▶ _TASK DIRECTIONS_:
Once more, print the records exactly as given.

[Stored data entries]
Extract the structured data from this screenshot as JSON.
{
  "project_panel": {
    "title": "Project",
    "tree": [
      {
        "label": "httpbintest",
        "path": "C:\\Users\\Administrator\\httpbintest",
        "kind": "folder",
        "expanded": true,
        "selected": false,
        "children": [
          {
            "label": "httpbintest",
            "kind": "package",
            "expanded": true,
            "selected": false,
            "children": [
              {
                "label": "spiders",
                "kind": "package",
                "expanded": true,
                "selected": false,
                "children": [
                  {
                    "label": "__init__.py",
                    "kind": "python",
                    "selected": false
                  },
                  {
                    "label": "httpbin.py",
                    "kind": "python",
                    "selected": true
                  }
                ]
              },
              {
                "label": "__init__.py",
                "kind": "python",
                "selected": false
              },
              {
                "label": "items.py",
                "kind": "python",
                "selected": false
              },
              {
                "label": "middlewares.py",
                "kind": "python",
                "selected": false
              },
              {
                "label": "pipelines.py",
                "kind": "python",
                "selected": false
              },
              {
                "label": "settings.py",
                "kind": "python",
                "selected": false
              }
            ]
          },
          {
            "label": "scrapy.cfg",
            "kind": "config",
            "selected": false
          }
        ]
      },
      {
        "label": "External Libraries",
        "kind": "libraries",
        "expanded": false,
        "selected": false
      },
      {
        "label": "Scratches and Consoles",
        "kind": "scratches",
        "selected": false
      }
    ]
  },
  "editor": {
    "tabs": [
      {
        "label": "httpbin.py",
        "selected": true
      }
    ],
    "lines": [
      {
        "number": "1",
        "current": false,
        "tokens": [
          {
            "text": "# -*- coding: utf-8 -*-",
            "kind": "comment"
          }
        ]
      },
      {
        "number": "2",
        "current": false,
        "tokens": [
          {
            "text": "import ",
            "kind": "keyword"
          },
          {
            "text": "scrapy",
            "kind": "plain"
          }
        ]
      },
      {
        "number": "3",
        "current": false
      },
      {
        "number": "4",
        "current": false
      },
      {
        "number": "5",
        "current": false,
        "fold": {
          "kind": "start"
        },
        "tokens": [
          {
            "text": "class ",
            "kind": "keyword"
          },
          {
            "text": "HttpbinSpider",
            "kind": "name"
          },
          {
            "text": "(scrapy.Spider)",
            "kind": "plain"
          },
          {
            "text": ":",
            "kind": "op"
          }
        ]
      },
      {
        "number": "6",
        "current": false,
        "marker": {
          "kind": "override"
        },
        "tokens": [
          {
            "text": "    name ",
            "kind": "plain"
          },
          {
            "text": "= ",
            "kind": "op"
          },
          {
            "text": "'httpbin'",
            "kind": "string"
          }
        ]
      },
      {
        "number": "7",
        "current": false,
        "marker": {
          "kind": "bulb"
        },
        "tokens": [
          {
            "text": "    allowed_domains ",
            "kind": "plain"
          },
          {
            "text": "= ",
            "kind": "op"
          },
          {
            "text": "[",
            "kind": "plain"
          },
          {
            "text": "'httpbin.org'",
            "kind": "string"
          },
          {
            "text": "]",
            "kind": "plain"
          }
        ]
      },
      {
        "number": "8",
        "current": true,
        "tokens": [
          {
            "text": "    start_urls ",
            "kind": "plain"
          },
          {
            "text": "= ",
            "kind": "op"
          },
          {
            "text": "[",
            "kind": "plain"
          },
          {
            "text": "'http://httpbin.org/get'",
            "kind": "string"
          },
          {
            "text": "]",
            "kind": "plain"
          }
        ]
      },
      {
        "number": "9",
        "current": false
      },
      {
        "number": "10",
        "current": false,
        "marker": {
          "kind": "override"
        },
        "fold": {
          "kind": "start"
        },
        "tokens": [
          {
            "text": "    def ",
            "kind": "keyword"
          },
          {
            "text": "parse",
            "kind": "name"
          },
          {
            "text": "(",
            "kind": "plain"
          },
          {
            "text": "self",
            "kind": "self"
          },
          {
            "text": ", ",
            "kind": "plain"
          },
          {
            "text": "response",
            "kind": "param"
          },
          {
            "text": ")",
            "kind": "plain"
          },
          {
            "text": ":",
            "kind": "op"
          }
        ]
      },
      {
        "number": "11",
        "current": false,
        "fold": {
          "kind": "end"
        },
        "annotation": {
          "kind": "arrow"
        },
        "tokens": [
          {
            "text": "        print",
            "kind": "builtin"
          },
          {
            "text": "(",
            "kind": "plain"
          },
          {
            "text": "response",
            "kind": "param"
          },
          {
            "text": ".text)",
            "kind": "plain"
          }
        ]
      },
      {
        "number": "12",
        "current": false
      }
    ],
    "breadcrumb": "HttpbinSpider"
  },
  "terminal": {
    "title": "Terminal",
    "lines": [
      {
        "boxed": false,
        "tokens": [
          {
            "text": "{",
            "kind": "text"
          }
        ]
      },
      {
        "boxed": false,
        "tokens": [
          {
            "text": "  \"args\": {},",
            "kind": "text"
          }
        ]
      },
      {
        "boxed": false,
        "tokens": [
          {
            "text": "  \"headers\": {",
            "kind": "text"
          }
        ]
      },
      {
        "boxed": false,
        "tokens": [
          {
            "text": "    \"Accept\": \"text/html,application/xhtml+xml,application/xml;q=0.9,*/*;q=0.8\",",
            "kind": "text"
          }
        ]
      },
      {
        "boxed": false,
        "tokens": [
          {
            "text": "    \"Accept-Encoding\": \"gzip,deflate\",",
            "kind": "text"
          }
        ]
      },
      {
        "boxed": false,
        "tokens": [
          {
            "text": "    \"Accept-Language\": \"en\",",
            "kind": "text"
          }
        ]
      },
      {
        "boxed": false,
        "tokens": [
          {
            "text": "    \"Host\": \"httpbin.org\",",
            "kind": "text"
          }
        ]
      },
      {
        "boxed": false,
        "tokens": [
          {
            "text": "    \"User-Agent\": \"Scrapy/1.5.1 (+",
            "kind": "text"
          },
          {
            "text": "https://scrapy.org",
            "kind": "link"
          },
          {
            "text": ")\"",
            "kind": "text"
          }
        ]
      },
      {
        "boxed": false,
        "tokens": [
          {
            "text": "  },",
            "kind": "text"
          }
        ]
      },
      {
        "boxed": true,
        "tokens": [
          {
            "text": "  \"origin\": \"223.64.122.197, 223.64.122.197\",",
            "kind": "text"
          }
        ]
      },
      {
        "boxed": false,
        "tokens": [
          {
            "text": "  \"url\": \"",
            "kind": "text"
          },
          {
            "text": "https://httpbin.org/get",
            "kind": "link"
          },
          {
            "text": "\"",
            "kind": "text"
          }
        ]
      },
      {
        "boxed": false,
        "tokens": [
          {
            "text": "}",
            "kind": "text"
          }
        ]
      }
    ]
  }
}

▶ _YOUR SOLUTION_:
Extract the structured data from this screenshot as JSON.
{
  "project_panel": {
    "title": "Project",
    "tree": [
      {
        "label": "httpbintest",
        "path": "C:\\Users\\Administrator\\httpbintest",
        "kind": "folder",
        "expanded": true,
        "selected": false,
        "children": [
          {
            "label": "httpbintest",
            "kind": "package",
            "expanded": true,
            "selected": false,
            "children": [
              {
                "label": "spiders",
                "kind": "package",
                "expanded": true,
                "selected": false,
                "children": [
                  {
                    "label": "__init__.py",
                    "kind": "python",
                    "selected": false
                  },
                  {
                    "label": "httpbin.py",
                    "kind": "python",
                    "selected": true
                  }
                ]
              },
              {
                "label": "__init__.py",
                "kind": "python",
                "selected": false
              },
              {
                "label": "items.py",
                "kind": "python",
                "selected": false
              },
              {
                "label": "middlewares.py",
                "kind": "python",
                "selected": false
              },
              {
                "label": "pipelines.py",
                "kind": "python",
                "selected": false
              },
              {
                "label": "settings.py",
                "kind": "python",
                "selected": false
              }
            ]
          },
          {
            "label": "scrapy.cfg",
            "kind": "config",
            "selected": false
          }
        ]
      },
      {
        "label": "External Libraries",
        "kind": "libraries",
        "expanded": false,
        "selected": false
      },
      {
        "label": "Scratches and Consoles",
        "kind": "scratches",
        "selected": false
      }
    ]
  },
  "editor": {
    "tabs": [
      {
        "label": "httpbin.py",
        "selected": true
      }
    ],
    "lines": [
      {
        "number": "1",
        "current": false,
        "tokens": [
          {
            "text": "# -*- coding: utf-8 -*-",
            "kind": "comment"
          }
        ]
      },
      {
        "number": "2",
        "current": false,
        "tokens": [
          {
            "text": "import ",
            "kind": "keyword"
          },
          {
            "text": "scrapy",
            "kind": "plain"
          }
        ]
      },
      {
        "number": "3",
        "current": false
      },
      {
        "number": "4",
        "current": false
      },
      {
        "number": "5",
        "current": false,
        "fold": {
          "kind": "start"
        },
        "tokens": [
          {
            "text": "class ",
            "kind": "keyword"
          },
          {
            "text": "HttpbinSpider",
            "kind": "name"
          },
          {
            "text": "(scrapy.Spider)",
            "kind": "plain"
          },
          {
            "text": ":",
            "kind": "op"
          }
        ]
      },
      {
        "number": "6",
        "current": false,
        "marker": {
          "kind": "override"
        },
        "tokens": [
          {
            "text": "    name ",
            "kind": "plain"
          },
          {
            "text": "= ",
            "kind": "op"
          },
          {
            "text": "'httpbin'",
            "kind": "string"
          }
        ]
      },
      {
        "number": "7",
        "current": false,
        "marker": {
          "kind": "bulb"
        },
        "tokens": [
          {
            "text": "    allowed_domains ",
            "kind": "plain"
          },
          {
            "text": "= ",
            "kind": "op"
          },
          {
            "text": "[",
            "kind": "plain"
          },
          {
            "text": "'httpbin.org'",
            "kind": "string"
          },
          {
            "text": "]",
            "kind": "plain"
          }
        ]
      },
      {
        "number": "8",
        "current": true,
        "tokens": [
          {
            "text": "    start_urls ",
            "kind": "plain"
          },
          {
            "text": "= ",
            "kind": "op"
          },
          {
            "text": "[",
            "kind": "plain"
          },
          {
            "text": "'http://httpbin.org/get'",
            "kind": "string"
          },
          {
            "text": "]",
            "kind": "plain"
          }
        ]
      },
      {
        "number": "9",
        "current": false
      },
      {
        "number": "10",
        "current": false,
        "marker": {
          "kind": "override"
        },
        "fold": {
          "kind": "start"
        },
        "tokens": [
          {
            "text": "    def ",
            "kind": "keyword"
          },
          {
            "text": "parse",
            "kind": "name"
          },
          {
            "text": "(",
            "kind": "plain"
          },
          {
            "text": "self",
            "kind": "self"
          },
          {
            "text": ", ",
            "kind": "plain"
          },
          {
            "text": "response",
            "kind": "param"
          },
          {
            "text": ")",
            "kind": "plain"
          },
          {
            "text": ":",
            "kind": "op"
          }
        ]
      },
      {
        "number": "11",
        "current": false,
        "fold": {
          "kind": "end"
        },
        "annotation": {
          "kind": "arrow"
        },
        "tokens": [
          {
            "text": "        print",
            "kind": "builtin"
          },
          {
            "text": "(",
            "kind": "plain"
          },
          {
            "text": "response",
            "kind": "param"
          },
          {
            "text": ".text)",
            "kind": "plain"
          }
        ]
      },
      {
        "number": "12",
        "current": false
      }
    ],
    "breadcrumb": "HttpbinSpider"
  },
  "terminal": {
    "title": "Terminal",
    "lines": [
      {
        "boxed": false,
        "tokens": [
          {
            "text": "{",
            "kind": "text"
          }
        ]
      },
      {
        "boxed": false,
        "tokens": [
          {
            "text": "  \"args\": {},",
            "kind": "text"
          }
        ]
      },
      {
        "boxed": false,
        "tokens": [
          {
            "text": "  \"headers\": {",
            "kind": "text"
          }
        ]
      },
      {
        "boxed": false,
        "tokens": [
          {
            "text": "    \"Accept\": \"text/html,application/xhtml+xml,application/xml;q=0.9,*/*;q=0.8\",",
            "kind": "text"
          }
        ]
      },
      {
        "boxed": false,
        "tokens": [
          {
            "text": "    \"Accept-Encoding\": \"gzip,deflate\",",
            "kind": "text"
          }
        ]
      },
      {
        "boxed": false,
        "tokens": [
          {
            "text": "    \"Accept-Language\": \"en\",",
            "kind": "text"
          }
        ]
      },
      {
        "boxed": false,
        "tokens": [
          {
            "text": "    \"Host\": \"httpbin.org\",",
            "kind": "text"
          }
        ]
      },
      {
        "boxed": false,
        "tokens": [
          {
            "text": "    \"User-Agent\": \"Scrapy/1.5.1 (+",
            "kind": "text"
          },
          {
            "text": "https://scrapy.org",
            "kind": "link"
          },
          {
            "text": ")\"",
            "kind": "text"
          }
        ]
      },
      {
        "boxed": false,
        "tokens": [
          {
            "text": "  },",
            "kind": "text"
          }
        ]
      },
      {
        "boxed": true,
        "tokens": [
          {
            "text": "  \"origin\": \"223.64.122.197, 223.64.122.197\",",
            "kind": "text"
          }
        ]
      },
      {
        "boxed": false,
        "tokens": [
          {
            "text": "  \"url\": \"",
            "kind": "text"
          },
          {
            "text": "https://httpbin.org/get",
            "kind": "link"
          },
          {
            "text": "\"",
            "kind": "text"
          }
        ]
      },
      {
        "boxed": false,
        "tokens": [
          {
            "text": "}",
            "kind": "text"
          }
        ]
      }
    ]
  }
}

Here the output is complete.